Anyone who compares Mr. Lowell’s earlier and later poems will see this movement from constriction to liberation as his work’s ruling principle of growth. The grim, violent, sordid constriction of his earliest poems … seems to be tempermental, the Old Adam which the poet grew from and only partially transcends; and a good deal of what is excessive in the extraordinary rhetorical machine of a poem like “The Quaker Graveyard at Nantucket,” which first traps and then wrings to pieces the helpless reader – who rather enjoys it – is gone from some of his later poems, or else dramatically justified and no longer excessive.

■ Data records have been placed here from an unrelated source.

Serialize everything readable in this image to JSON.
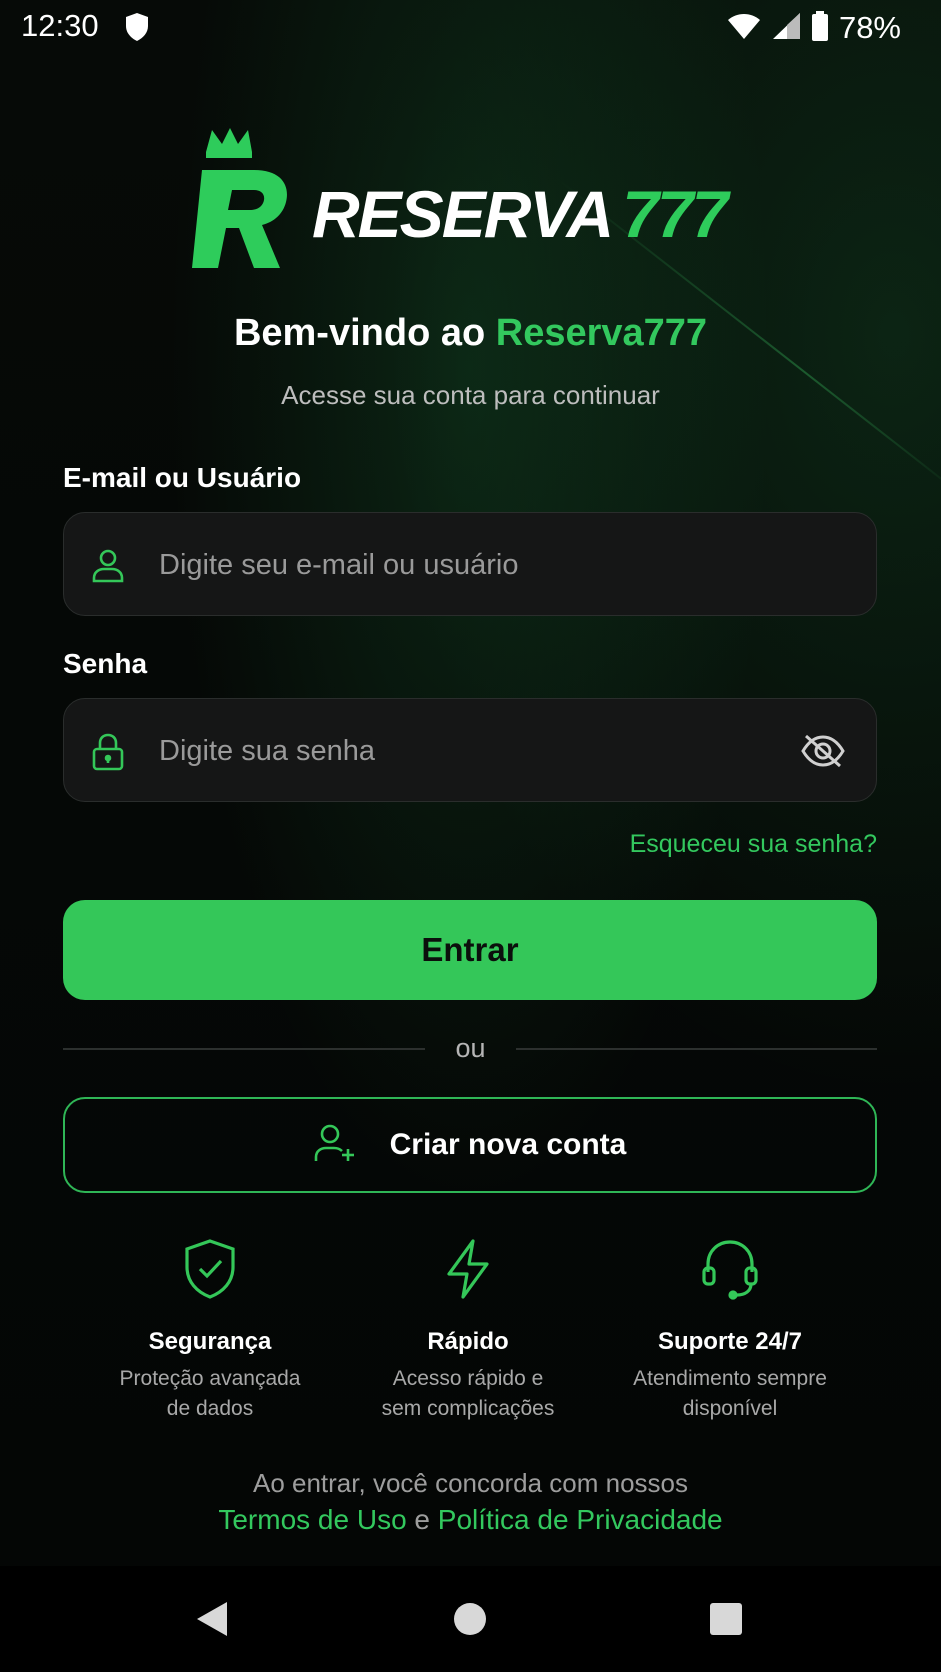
{
  "status_bar": {
    "time": "12:30",
    "battery": "78%",
    "icons": [
      "shield-icon",
      "wifi-icon",
      "signal-icon",
      "battery-icon"
    ]
  },
  "logo": {
    "word": "RESERVA",
    "number": "777",
    "mark": "R",
    "icon": "crown-icon"
  },
  "welcome": {
    "prefix": "Bem-vindo ao ",
    "brand": "Reserva777",
    "subtitle": "Acesse sua conta para continuar"
  },
  "form": {
    "email_label": "E-mail ou Usuário",
    "email_placeholder": "Digite seu e-mail ou usuário",
    "email_value": "",
    "password_label": "Senha",
    "password_placeholder": "Digite sua senha",
    "password_value": "",
    "forgot_link": "Esqueceu sua senha?",
    "submit_label": "Entrar",
    "divider_text": "ou",
    "create_account_label": "Criar nova conta"
  },
  "features": [
    {
      "icon": "shield-check-icon",
      "title": "Segurança",
      "desc_line1": "Proteção avançada",
      "desc_line2": "de dados"
    },
    {
      "icon": "lightning-icon",
      "title": "Rápido",
      "desc_line1": "Acesso rápido e",
      "desc_line2": "sem complicações"
    },
    {
      "icon": "headset-icon",
      "title": "Suporte 24/7",
      "desc_line1": "Atendimento sempre",
      "desc_line2": "disponível"
    }
  ],
  "terms": {
    "line1": "Ao entrar, você concorda com nossos",
    "terms_link": "Termos de Uso",
    "connector": " e ",
    "privacy_link": "Política de Privacidade"
  },
  "colors": {
    "accent": "#34c759",
    "background": "#050806",
    "input_bg": "#151616"
  }
}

But as great as his various analyses are, the true joy of Poetry and the Age comes from the fact that Jarrell, as Harold Bloom says about Shakespeare, could never stop watching himself perform: yes, he’s doing what he was hired to do, talking about X poet or Y poet – but a good deal of this book is also about the purpose of writing literary journalism itself, regardless of subject. It was a notion on which Jarrell could reliably be brought to a voluble boil while he was still alive, and it loudly echoes throughout all his work, where in one way or another he’s always asking that central question:
What is a critic, anyway? So far as I can see, he is an extremely good reader – one who has learned to show others what he saw in what he read. He is always many other things too, but these belong to his accident, not his essence. Of course, it is often the accident and not the essence that we read the critic for: pieces of criticism are frequently, though not necessarily, works of art of an odd anomalous kind…
“Criticism,” Jarrell wrote, from the depths of his own personal experience, “demands of the critic a terrible nakedness: a real critic has no one but himself to depend on.” What he meant by this but would never think to say was that good criticism, real criticism, is a brave act – and he himself was among the bravest ever to try it. In his view the critic was an integral part of the perfecting of reading – both for the critic’s own sake and for the sake of the reader. It’s this sense of nerve-ending open looking that makes his literary journalism so thrilling even half a century after it was written. “Around the throne of God,” Jarrell writes here, “where all the angels read perfectly, there are no critics – there is no need for them” – but literature will always need passionate, eloquent readers, and those angels would have to be nuts not to read Randall Jarrell.